Has your sometimes sexually graphic work prevented you from showing your art at any specific sites?
I don’t think it has, most of the time I’ve shown my work people knew there was sexual stuff involved in it. I always try to put it in in a polite way, most of the time it’s not really offensive, or really erotic necessarily. But no, it’s never really stopped me from showing anyplace, and I hardly ever get anyone who is actually offended by it.
How did you arrive at your current color palette?
I just use colors I like. I use the principles of color theory. Sometimes I’m inspired by a certain color and I’ll base a painting off that, just because I want to paint something in a particular color scheme. I usually don’t have a specific color palette in mind, I just try to let the colors unfold. Sometimes I think of it as a drama, almost like a Game of Thrones situation, where there’s one particular color or house that takes power. And if I don’t want it to then I’ll introduce another color to overthrow the original color. There’s definitely a relationship between the colors, it’s like politics, in a way.
Are you formally trained?

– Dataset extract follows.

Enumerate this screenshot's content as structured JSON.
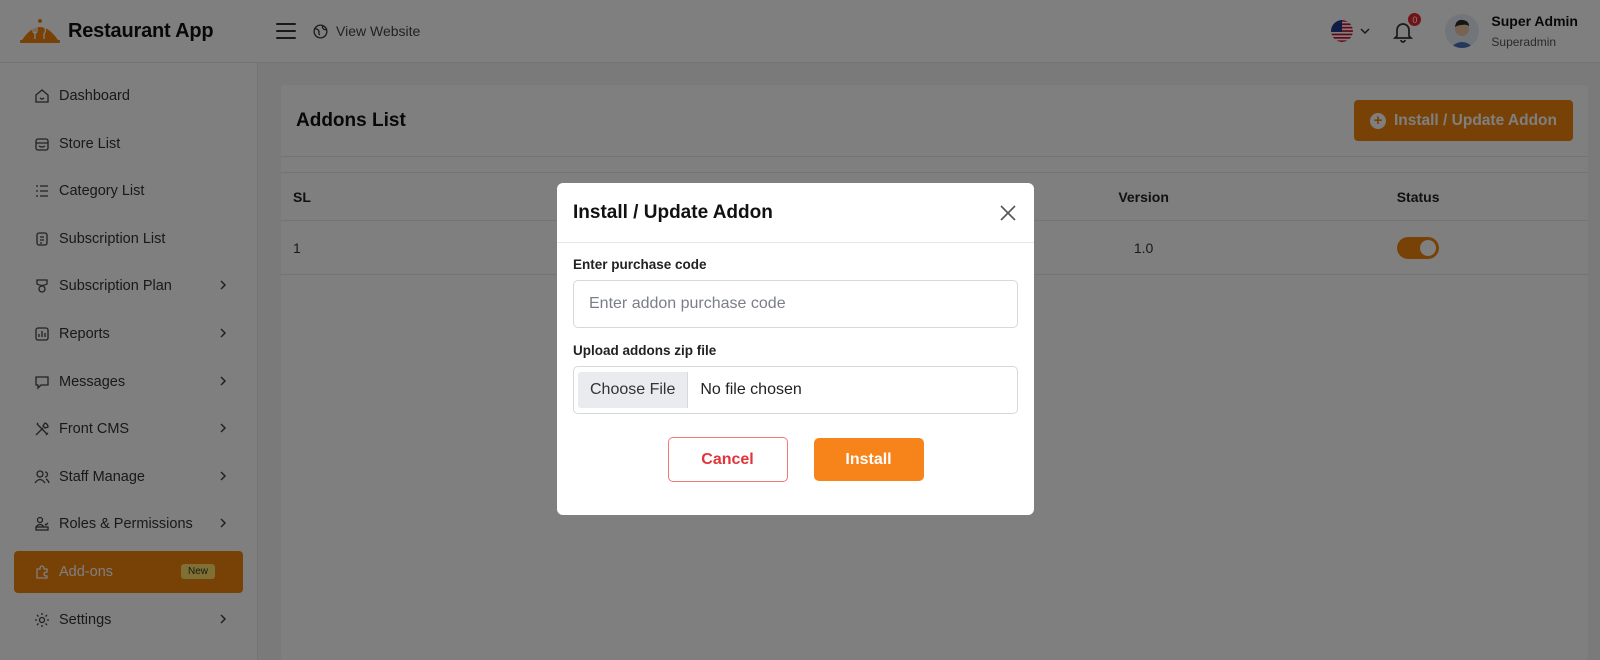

I have an AA in Art, I’m mostly just self taught. I do a lot of independent research online, or through different books. I also do a lot of experimenting. I’ve been making art all my life.
Who is your favorite artist?
The one artist who got me into oil painting, is Charlie Immer. He has a similar aesthetic. He uses colors in a way that I hadn’t see very often in oil. He uses more candy colored palettes, very bright. With traditional oil paintings there are a lot of muted tones, but seeing his work really inspired me.
Top three physical objects that influence your artwork?
I would say arms, and hands, or legs; appendages with joints. Number two would be cubes. And definitely boobs.
What do you use for reference? Do you paint from pictures or just your head?
I almost never paint from references. Every once in a while I’ll reference something, but its very rare. I usually just start out with little sketches. I paint spontaneously too, I’ll just not consider the forms and just paint out colors first. But I usually just paint from my imagination.
Do you vote?
No. But I think people should vote.
Is there anything else you’d like to add, what should people know about you or your art?
Just that I put a lot of time into my work, I’ll put in about 30 hours a week.
Is this your full time job, or do you have another job?
I have another job, I work as an art instructor for the developmentally disabled at Short Center South.
Does that influence your art at all, or do you get to work on your art your job?
Yeah, I get to draw alongside some of the students there. They have a huge influence on my art. Their approach and their fearlessness towards art, they paint and draw with their hearts. They make work that’s relevant to them, they’re not trying to overthink it. They’re painting hearts and happy faces, there’s a real charm to their art. I’ve learned a lot from them and their mindset. I don’t really analyze my art that much, I just create it.
I see a lot of body forms and mechanical stuff happening in your work, with this transformation from body to mechanical system.
Yeah that’s just the way my mind works, I do a lot of things to engineer a painting or composition, creating a balance between the subjects.
Right now my calendar is clear, which I’m glad about because I’ve been in shows for a while now. For now I’m just going to chill out and see what happens next year.
Thanks, Waylon! Come check out Waylon’s art this second Saturday during our reception for 10 Under 100, featuring work from 10 local artists that’s $100 or less.